Q. What work is your lab undertaking to move understanding or treatment for Alzheimer’s disease going forward?
The failure of drug trials to demonstrate benefit for AD dementia may relate to the fact that they were initiated too late in the disease process. Hence, the three currently active AD prevention trials (two in ADAD individuals, one in older adults with preclinical AD) are being followed with great anticipation, as the premise is that the interventions occur before substantial neuronal damage and loss has occurred.
Q. What does the public need to understand about Alzheimer’s disease that it often doesn’t?
AD is by far the leading cause of dementia but it is not the only cause of dementia. When brain cells start to die due to the AD process, brain function fails and memory loss occurs. But other illnesses that damage neurons in areas of the brain responsible for memory and other cognitive functions also can cause dementia. For example, brain injury due to strokes can cause vascular dementia. Other neurodegenerative causes include Lewy body dementia and frontotemporal dementia. Moreover, many individuals with AD dementia have additional pathologies, including strokes, that may contribute to the cognitive dysfunction.
It is under-appreciated that AD is a devastating experience not only for the patient but also for the family. Caring for a person with AD dementia is emotionally and physically taxing and very expensive. The annual cost of caring for people with Alzheimer’s disease is estimated to be $280 billion a year in the United States alone.
AD dementia is not part of normal aging. It is true that age is the greatest risk factor for AD, but many people live into their ninth and tenth decades of life without developing dementia.
Q. How are treatment options for Alzheimer’s disease different today from 10 years ago?
They’re not. Currently available drugs for the symptomatic treatment of AD dementia were approved by the FDA between 1996 and 2003. However, these approved drugs have modest benefit at best and do not address the underlying mechanisms of the disease.
Q. How has the ANA supported your career?
I was fortunate, when I began my career at Wash U in the 1980s, that I had as my mentor and role model Leonard Berg, MD, who was the founding director of our Alzheimer’s Disease Research Center.
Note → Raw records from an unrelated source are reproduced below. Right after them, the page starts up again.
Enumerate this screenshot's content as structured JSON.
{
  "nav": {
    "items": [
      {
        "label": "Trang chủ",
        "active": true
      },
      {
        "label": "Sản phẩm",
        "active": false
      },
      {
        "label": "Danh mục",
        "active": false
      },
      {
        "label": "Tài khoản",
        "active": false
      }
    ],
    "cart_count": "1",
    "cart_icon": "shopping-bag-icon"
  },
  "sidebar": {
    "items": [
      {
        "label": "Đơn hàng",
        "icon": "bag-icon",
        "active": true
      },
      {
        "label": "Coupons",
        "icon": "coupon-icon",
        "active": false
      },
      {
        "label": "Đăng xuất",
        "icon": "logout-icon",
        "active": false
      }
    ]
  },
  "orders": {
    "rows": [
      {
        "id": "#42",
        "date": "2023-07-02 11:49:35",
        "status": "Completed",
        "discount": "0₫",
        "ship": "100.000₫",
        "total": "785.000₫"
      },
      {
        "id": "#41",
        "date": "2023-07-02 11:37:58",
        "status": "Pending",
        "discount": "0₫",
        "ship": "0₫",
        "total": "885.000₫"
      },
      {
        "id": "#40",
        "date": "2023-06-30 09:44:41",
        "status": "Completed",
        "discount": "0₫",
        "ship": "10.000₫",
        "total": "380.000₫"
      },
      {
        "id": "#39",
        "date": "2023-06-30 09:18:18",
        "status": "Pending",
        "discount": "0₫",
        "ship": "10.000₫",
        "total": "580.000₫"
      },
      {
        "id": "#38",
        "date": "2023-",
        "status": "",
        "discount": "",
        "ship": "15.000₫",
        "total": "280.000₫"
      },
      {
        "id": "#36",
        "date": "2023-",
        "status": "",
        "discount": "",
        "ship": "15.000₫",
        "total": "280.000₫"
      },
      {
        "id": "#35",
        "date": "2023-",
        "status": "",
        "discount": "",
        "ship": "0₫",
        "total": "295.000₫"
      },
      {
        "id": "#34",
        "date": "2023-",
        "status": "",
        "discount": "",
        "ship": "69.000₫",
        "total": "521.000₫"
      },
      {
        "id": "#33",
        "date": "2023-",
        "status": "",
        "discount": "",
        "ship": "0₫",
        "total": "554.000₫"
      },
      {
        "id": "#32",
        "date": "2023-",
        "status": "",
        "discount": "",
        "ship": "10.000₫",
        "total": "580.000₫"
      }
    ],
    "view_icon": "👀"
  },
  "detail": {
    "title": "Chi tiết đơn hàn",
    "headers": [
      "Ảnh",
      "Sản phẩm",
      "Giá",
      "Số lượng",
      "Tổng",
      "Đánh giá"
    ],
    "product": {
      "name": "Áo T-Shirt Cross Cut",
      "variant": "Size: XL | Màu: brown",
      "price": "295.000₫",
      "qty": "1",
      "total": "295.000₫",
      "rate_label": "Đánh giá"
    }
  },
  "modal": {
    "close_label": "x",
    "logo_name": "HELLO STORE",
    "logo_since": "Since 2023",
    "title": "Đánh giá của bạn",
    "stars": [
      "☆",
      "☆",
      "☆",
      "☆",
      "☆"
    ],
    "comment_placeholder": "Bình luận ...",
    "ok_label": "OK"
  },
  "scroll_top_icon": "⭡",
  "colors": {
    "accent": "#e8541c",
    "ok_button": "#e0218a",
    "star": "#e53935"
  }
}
Leonard always believed that the annual meeting to attend was that of the ANA. Even before I was elected to ANA membership, Leonard took me as a guest and introduced me to many of the legends in neurology. It was a very heady experience for me and cemented my commitment to academic neurology. When I became a member it was—and remains—a tremendous honor.